Your assignment
The answer is an exact repeat of the entries below, with the pictures omitted.

# # # # #

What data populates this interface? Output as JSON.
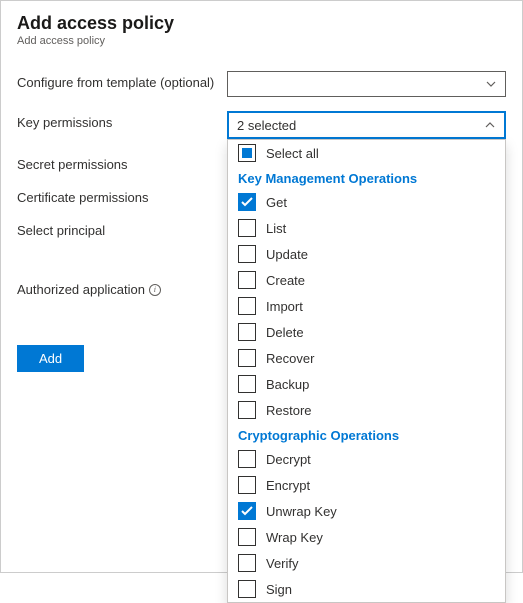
{
  "header": {
    "title": "Add access policy",
    "subtitle": "Add access policy"
  },
  "labels": {
    "template": "Configure from template (optional)",
    "keyPerms": "Key permissions",
    "secretPerms": "Secret permissions",
    "certPerms": "Certificate permissions",
    "selectPrincipal": "Select principal",
    "authApp": "Authorized application"
  },
  "keyDropdown": {
    "summary": "2 selected",
    "selectAll": "Select all",
    "groups": [
      {
        "name": "Key Management Operations",
        "items": [
          {
            "label": "Get",
            "checked": true
          },
          {
            "label": "List",
            "checked": false
          },
          {
            "label": "Update",
            "checked": false
          },
          {
            "label": "Create",
            "checked": false
          },
          {
            "label": "Import",
            "checked": false
          },
          {
            "label": "Delete",
            "checked": false
          },
          {
            "label": "Recover",
            "checked": false
          },
          {
            "label": "Backup",
            "checked": false
          },
          {
            "label": "Restore",
            "checked": false
          }
        ]
      },
      {
        "name": "Cryptographic Operations",
        "items": [
          {
            "label": "Decrypt",
            "checked": false
          },
          {
            "label": "Encrypt",
            "checked": false
          },
          {
            "label": "Unwrap Key",
            "checked": true
          },
          {
            "label": "Wrap Key",
            "checked": false
          },
          {
            "label": "Verify",
            "checked": false
          },
          {
            "label": "Sign",
            "checked": false
          }
        ]
      }
    ]
  },
  "buttons": {
    "add": "Add"
  }
}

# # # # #

Reply
What data populates this interface? Output as JSON.
{
  "header": {
    "title": "Add access policy",
    "subtitle": "Add access policy"
  },
  "labels": {
    "template": "Configure from template (optional)",
    "keyPerms": "Key permissions",
    "secretPerms": "Secret permissions",
    "certPerms": "Certificate permissions",
    "selectPrincipal": "Select principal",
    "authApp": "Authorized application"
  },
  "keyDropdown": {
    "summary": "2 selected",
    "selectAll": "Select all",
    "groups": [
      {
        "name": "Key Management Operations",
        "items": [
          {
            "label": "Get",
            "checked": true
          },
          {
            "label": "List",
            "checked": false
          },
          {
            "label": "Update",
            "checked": false
          },
          {
            "label": "Create",
            "checked": false
          },
          {
            "label": "Import",
            "checked": false
          },
          {
            "label": "Delete",
            "checked": false
          },
          {
            "label": "Recover",
            "checked": false
          },
          {
            "label": "Backup",
            "checked": false
          },
          {
            "label": "Restore",
            "checked": false
          }
        ]
      },
      {
        "name": "Cryptographic Operations",
        "items": [
          {
            "label": "Decrypt",
            "checked": false
          },
          {
            "label": "Encrypt",
            "checked": false
          },
          {
            "label": "Unwrap Key",
            "checked": true
          },
          {
            "label": "Wrap Key",
            "checked": false
          },
          {
            "label": "Verify",
            "checked": false
          },
          {
            "label": "Sign",
            "checked": false
          }
        ]
      }
    ]
  },
  "buttons": {
    "add": "Add"
  }
}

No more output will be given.